This is also known as lactate threshold or anaerobic threshold (it has various names, which can cause some confusion). He’ll define the pace intensity, specifically the pace you would run on a flat road or track in good conditions. Additionally, he’ll discuss the perceived effort or percentage of maximum heart rate associated with it, along with providing sample workouts:
“Understanding the Tempo Run
Let’s kick things off with a clear definition. When I say “tempo run,” I’m referring to a pace that you can maintain for around 60 minutes in a race scenario. Picture it as the sweet spot between your 10k and half marathon race paces. For more elite runners, this might even brush against half marathon pace. It’s not an all-out sprint, but it’s definitely more than a casual jog in the park.
Decoding Pace and Intensity
The magic of a tempo run lies in finding that perfect pace—fast enough to challenge you, but sustainable for the long haul. Consider this: if you can complete a 10k in 50 minutes, your tempo pace would be a bit slower than that, but definitely quicker than your easy or marathon pace. Think of it as an 8/10 intensity. It’s a delicate balance that demands effort but promises endurance.
Adapting to Varied Conditions
Now, let’s address the reality check. Trail runners and those battling unpredictable weather conditions, this is for you. Pacing strategies might need a tweak. In such cases, relying on perceived effort or using a heart rate monitor can be beneficial. Tempo runs are about pushing your limits without going full throttle into an all-out sprint.
Let’s Dive into Sample Workouts
Enough theory—let’s talk practicality. One classic workout is the 20-minute tempo run. Start with an easy jog, throw in some strides, hit a 20-minute tempo pace, and cool down with another easy jog. It’s about maintaining a challenging yet controlled effort. But the variations are endless—hill repeats, kilometer/mile repeats, and even 10k repeats with short rests.
The Heart of the Matter: Heart Rate and Perceived Effort
Ever wondered why tempo runs can feel uncomfortable? I often find that the perceived effort, typically around 85% of your maximum heart rate, serves as a reliable indicator of the right intensity.
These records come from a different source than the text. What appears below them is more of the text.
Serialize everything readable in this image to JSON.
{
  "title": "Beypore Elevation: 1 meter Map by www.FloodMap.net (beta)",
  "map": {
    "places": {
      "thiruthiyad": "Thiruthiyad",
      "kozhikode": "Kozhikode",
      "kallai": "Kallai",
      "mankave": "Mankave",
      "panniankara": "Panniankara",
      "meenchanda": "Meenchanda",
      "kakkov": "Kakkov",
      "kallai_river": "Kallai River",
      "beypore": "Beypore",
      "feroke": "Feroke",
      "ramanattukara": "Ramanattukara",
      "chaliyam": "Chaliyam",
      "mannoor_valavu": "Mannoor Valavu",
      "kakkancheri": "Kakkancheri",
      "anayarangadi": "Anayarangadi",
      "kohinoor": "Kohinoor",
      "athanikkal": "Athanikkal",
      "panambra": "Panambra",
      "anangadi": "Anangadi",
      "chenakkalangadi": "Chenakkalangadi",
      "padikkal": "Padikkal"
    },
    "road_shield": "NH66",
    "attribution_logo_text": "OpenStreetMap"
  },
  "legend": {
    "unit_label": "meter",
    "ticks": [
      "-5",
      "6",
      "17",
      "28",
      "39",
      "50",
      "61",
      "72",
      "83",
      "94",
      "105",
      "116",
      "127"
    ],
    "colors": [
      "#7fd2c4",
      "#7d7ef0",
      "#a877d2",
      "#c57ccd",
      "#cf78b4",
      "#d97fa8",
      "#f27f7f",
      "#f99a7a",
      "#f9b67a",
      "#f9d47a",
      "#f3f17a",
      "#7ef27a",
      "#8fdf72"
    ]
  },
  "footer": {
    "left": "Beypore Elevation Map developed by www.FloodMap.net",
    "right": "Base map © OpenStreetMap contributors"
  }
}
It’s important to note that solely using a heart rate monitor can be tricky to gauge effort. A lot of people don’t know their “true” maximum heart rate, or heart rate monitors are prone to trip errors!
A Notch Below: Enter “Up Tempo”
Let’s introduce a concept called “up tempo.” I don’t want to get too into it and potentially confuse you, but it’s a slightly less intense pace, closer to marathon pace. Think longer runs at a brisk pace, emphasizing progression and acceleration. These are also great workouts to incorporate in your training.
Progression Over Time
Tempo runs aren’t about pushing to the limit every time. They’re about progress over time. If you find yourself improving your tempo pace by a few seconds per mile or kilometer, that’s a sign of growth in both fitness and efficiency.
The Importance of Consistency
Building up gradually and maintaining consistency in incorporating tempo runs into your training plan is crucial. These workouts, approached wisely, enhance aerobic capacity and muscular efficiency without risking burnout.
So, there you have it—a glimpse into the intricate world of tempo runs. Stay tuned for more insights and happy running!”